The medicine course was accomplished at the Vienna University of Medicine, with graduation in 1861. He was admitted into the Hebra clinic in 1866, whereupon his educational activity was so exponential and meritorious, that in 1875 he became a adjunct professor. In 1869 he converted to Catholicism and married Martha, a daughter of Hebra.

In the Hebra manual of dermatology, whose second volume was written by Kaposi in 1876, may be seen, just below the title on page 193: "Dr. Kaposi (Moriz Kohn) of the Vienna University". In the footnote of that page appears the following annotation: "Our honored collaborator, Herr Moriz Kohn, changed his internationally famous name to Kaposi (Ed.)".

It comes with surprise now to understand the fact that this difficult and delicate decision should have come to public attention through a medical compendium, which event analyzed from any angle, arouses speculation, but Kaposi employed this means to honor his mother-land, Hungary, and especially to dedicate his scientific life to his native city, Kaposvar, and furthermore to differentiate himself from the great number of doctors with the surname "Kohn" who practiced the profession in the city of Vienna.

With his relatives and with his maternal city he always maintained an intimate and continuing contact, and therefore, the alteration of his name was a "Hungarization" of his Magyar identity.

The internationalization of knowledge that the broad medical class came to have of morbus Kaposi (Kaposi's sarcoma), until then known only to dermatologists, resulted in virtue of the onset of the Aids epidemic. In the first publication (1872) of the sarcoma that today takes his name (multiple hemorrhagic and idiopathic sarcoma), Kaposi had described it and considering it to be a systemic disease. q

 

 

Correspondence to
Ney Romiti
Rua Machado de Assis, 303
11050-060 - Santos - SP

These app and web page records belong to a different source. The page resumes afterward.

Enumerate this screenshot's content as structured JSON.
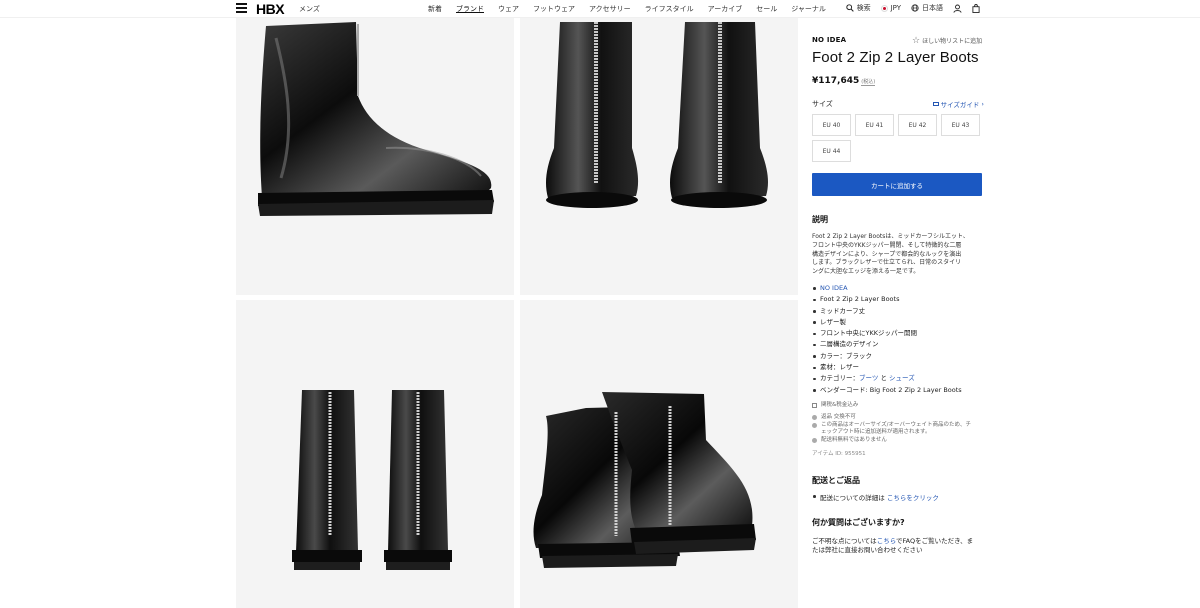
{
  "header": {
    "logo": "HBX",
    "gender": "メンズ",
    "nav": [
      "新着",
      "ブランド",
      "ウェア",
      "フットウェア",
      "アクセサリー",
      "ライフスタイル",
      "アーカイブ",
      "セール",
      "ジャーナル"
    ],
    "active_nav": "ブランド",
    "search": "検索",
    "currency": "JPY",
    "language": "日本語"
  },
  "product": {
    "brand": "NO IDEA",
    "wishlist": "ほしい物リストに追加",
    "title": "Foot 2 Zip 2 Layer Boots",
    "price": "¥117,645",
    "tax_note": "(税込)",
    "size_label": "サイズ",
    "size_guide": "サイズガイド",
    "sizes": [
      "EU 40",
      "EU 41",
      "EU 42",
      "EU 43",
      "EU 44"
    ],
    "add_to_cart": "カートに追加する"
  },
  "description": {
    "heading": "説明",
    "lines": [
      "Foot 2 Zip 2 Layer Bootsは、ミッドカーフシルエット、",
      "フロント中央のYKKジッパー開閉、そして特徴的な二層",
      "構造デザインにより、シャープで都会的なルックを演出",
      "します。ブラックレザーで仕立てられ、日常のスタイリ",
      "ングに大胆なエッジを添える一足です。"
    ],
    "bullets": {
      "brand_link": "NO IDEA",
      "name": "Foot 2 Zip 2 Layer Boots",
      "height": "ミッドカーフ丈",
      "material_type": "レザー製",
      "closure": "フロント中央にYKKジッパー開閉",
      "construction": "二層構造のデザイン",
      "color": "カラー：ブラック",
      "material": "素材：レザー",
      "category_prefix": "カテゴリー：",
      "category_1": "ブーツ",
      "category_and": " と ",
      "category_2": "シューズ",
      "vendor_code": "ベンダーコード: Big Foot 2 Zip 2 Layer Boots"
    },
    "customs": "関税&税金込み",
    "notes": [
      "返品 交換不可",
      "この商品はオーバーサイズ/オーバーウェイト商品のため、チ",
      "ェックアウト時に追加送料が適用されます。",
      "配送料無料ではありません"
    ],
    "item_id": "アイテム ID: 955951"
  },
  "shipping": {
    "heading": "配送とご返品",
    "text": "配送についての詳細は ",
    "link": "こちらをクリック"
  },
  "questions": {
    "heading": "何か質問はございますか?",
    "line1_prefix": "ご不明な点については",
    "line1_link": "こちら",
    "line1_suffix": "でFAQをご覧いただき、ま",
    "line2": "たは弊社に直接お問い合わせください"
  }
}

Received on October 04, 2004.
Approved by the Consultive Council and accepted for publication on October 04, 2004.